The recent Trunki decision at the UK Supreme Court made headlines recently with some designers fearing that the decision would cause uncertainty within the design industry (see, for example, “this decision will create chaos and confusion”; the “blow to Britain’s design community”; and, “this plunges design law into an abyss”). (more…)
The UKIPO has released a consultation on proposed changes to the Patents Rules. The deadline for making comments is 22 April 2016 (at 11:45pm). Eleven different changes are proposed which range from the helpful (providing a notice of intention to grant) to the nerdier end (removing the need to paper forms in triplicate) of the spectrum.
A summary of the various changes is provided below. The proposed changes are geared towards simplifying aspects of the patents legislation and should reduce the burdens on businesses and the IPO. (more…)
The UKIPO is currently running a consultation that proposes changes in registered design fees. According to the consultation page on the UK Gov website the consultation arises from the development of a new digital design service for design customers. The new design service is expected to streamline the registration and renewal process with an associated reduction in operation costs. The government needs (wants?) to pass on these cost savings to the customer, hence the consultation.

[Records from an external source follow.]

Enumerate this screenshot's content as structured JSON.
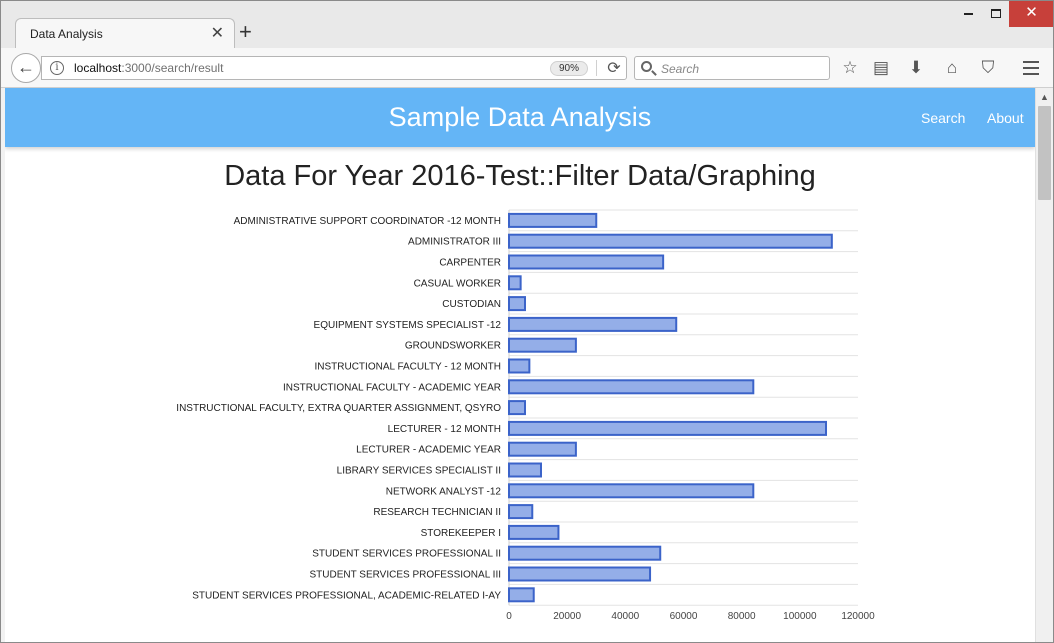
{
  "browser": {
    "tab_title": "Data Analysis",
    "tab_close": "✕",
    "new_tab": "+",
    "url_host": "localhost",
    "url_path": ":3000/search/result",
    "zoom": "90%",
    "search_placeholder": "Search",
    "icons": [
      "back-arrow-icon",
      "info-icon",
      "reload-icon",
      "search-icon",
      "bookmark-star-icon",
      "reading-list-icon",
      "download-icon",
      "home-icon",
      "pocket-icon",
      "hamburger-menu-icon"
    ]
  },
  "app": {
    "title": "Sample Data Analysis",
    "nav": {
      "search": "Search",
      "about": "About"
    },
    "accent": "#64b5f6"
  },
  "page": {
    "title": "Data For Year 2016-Test::Filter Data/Graphing"
  },
  "chart_data": {
    "type": "bar",
    "orientation": "horizontal",
    "title": "",
    "xlabel": "",
    "ylabel": "",
    "xlim": [
      0,
      120000
    ],
    "xticks": [
      0,
      20000,
      40000,
      60000,
      80000,
      100000,
      120000
    ],
    "grid": true,
    "bar_color": "#94aee8",
    "bar_border": "#3b63c9",
    "categories": [
      "ADMINISTRATIVE SUPPORT COORDINATOR -12 MONTH",
      "ADMINISTRATOR III",
      "CARPENTER",
      "CASUAL WORKER",
      "CUSTODIAN",
      "EQUIPMENT SYSTEMS SPECIALIST -12",
      "GROUNDSWORKER",
      "INSTRUCTIONAL FACULTY - 12 MONTH",
      "INSTRUCTIONAL FACULTY - ACADEMIC YEAR",
      "INSTRUCTIONAL FACULTY, EXTRA QUARTER ASSIGNMENT, QSYRO",
      "LECTURER - 12 MONTH",
      "LECTURER - ACADEMIC YEAR",
      "LIBRARY SERVICES SPECIALIST II",
      "NETWORK ANALYST -12",
      "RESEARCH TECHNICIAN II",
      "STOREKEEPER I",
      "STUDENT SERVICES PROFESSIONAL II",
      "STUDENT SERVICES PROFESSIONAL III",
      "STUDENT SERVICES PROFESSIONAL, ACADEMIC-RELATED I-AY"
    ],
    "values": [
      30000,
      111000,
      53000,
      4000,
      5500,
      57500,
      23000,
      7000,
      84000,
      5500,
      109000,
      23000,
      11000,
      84000,
      8000,
      17000,
      52000,
      48500,
      8500
    ]
  }
}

The proposed changes would significantly reduce application and renewal fees for UK registered designs. (more…)
We are delighted to report that there has been some good news in the fight against companies/individuals issuing misleading invoices which appear to be from the UK Intellectual Property Office (UK IPO) (previous IPcopy articles can be found here).
In this regard, a company trading as Intellectual Property Agency Ltd (IPA) and its director Mr Harri Mattias Jonasson were found liable for trade mark infringement and passing off and ordered to pay £500,000 plus legal costs to the UK IPO. (more…)
The following article is a review of case O/135/15 at the UKIPO.
Keystone IEA Limited (the Opponent) opposed Keystone Wealth Management Limited’s (the Applicant) Trade Mark Application No. 2655215 for “mortgage & protection advice, financial services” in Class 36 on the basis of Section 5(2)(b) of the Trade Marks Act 1994 (similar to an earlier mark for identical/similar services, resulting in a likelihood of confusion). The Opponent relied upon its Trade Mark Registration No. 2641172 covering “estate agents” in Class 36.
The Applicant responded stating that the services were sufficiently distinguishable, meaning there was no likelihood of confusion.
No further submissions were filed and a decision was made on the papers. (more…)